  2. Hey, thanks for any advice. So I've got an IP with a tiny bit of traditional publishing street cred, not much yet, but it's selling - and what I want to do is see if any developers out there would be interested in partnering to make it into some kind of game.   Straight up, I don't care what kind, or if it stays true to the IP, or if it's an MMO or RPG or shooter or sidescroller or anything. 8-bit Pong with faces, OK by me.  I would not want to influence the dev or anything. I want to see what you guys come up with. The narrative has a lot of angles.   Is there a right place or a wrong place to pitch it? What's a good way to approach people? Just email left and right, or is there a process? I know most like to write their own story, which is important, but this already has OPM behind it, so there are easy angles to getting it publicized.   Thanks for any help.   -gs

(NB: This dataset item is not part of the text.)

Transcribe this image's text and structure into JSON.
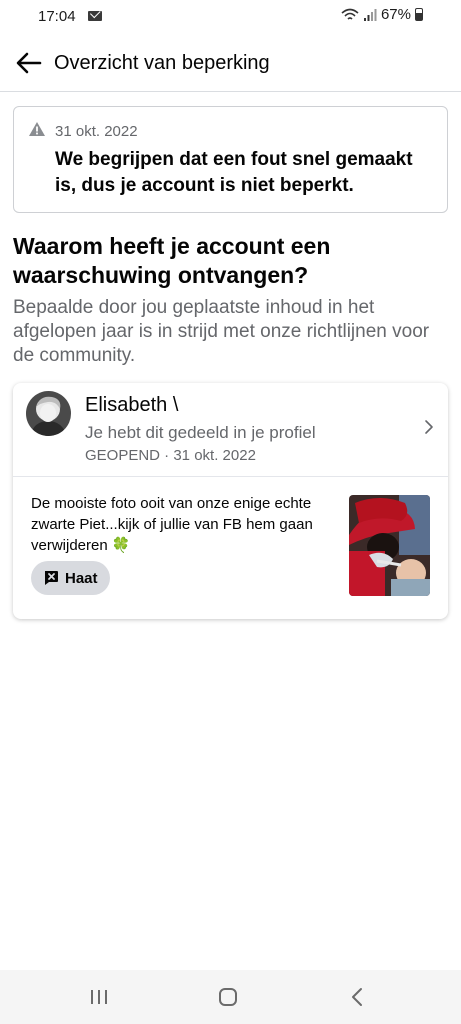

  3. The image above just links to the giveaway, I couldn't get the widget code to work in here.  https://www.goodreads.com/giveaway/show/79503-game-slaves   I figured there might be some people here who'd want to enter.    Props go from me to Houghton Mifflin Harcourt for even attempting to put this book on the market. Ready Player One is very different, and there are so few books in this category anyway.   It was originally pitched as adult science fiction. Cover art is by Dominic Harman: http://bleedingdreams.com/BleedingDreams/ Interior art is by Cameron Davis (Dreamworks, Guitar Hero etc.) http://cdavisart.com/
  4. Endorphins. Most of the good ideas I have come during or right after going outside and pushing it. At least that's what I tell my wife. Adrenaline helps pay the bills.
  5. Logan's Run. That you game devs have not made something derivative of the original book (not the movie, the movie was as much like the book as World War Z was like that Brad Pitt fiasco) is a real crime. The book has deep issues on the table and plenty of twisted action.   OK then, also read World War Z.   Soon I Will Be Invincible   and...   Starship Troopers.
  6. That could inspire hundreds of elementary school students to plan a career in manual labor. What's in the prescription bottle?
  7. Hey there, thanks for allowing this, sorry it's my first post.   I'm speaking in schools for a while and need 5-10 interesting shots of great game developer offices.   Places that would make kids think "my life's quest is to work there."   Anyone mind giving me help? email is fine: g3@gard3.com , post a link or put them here and I'll grab them.   thanks,   -gs
  8. Now this is good science.. Tom Scott's Danger: Humans http://t.co/c8K7j2PMry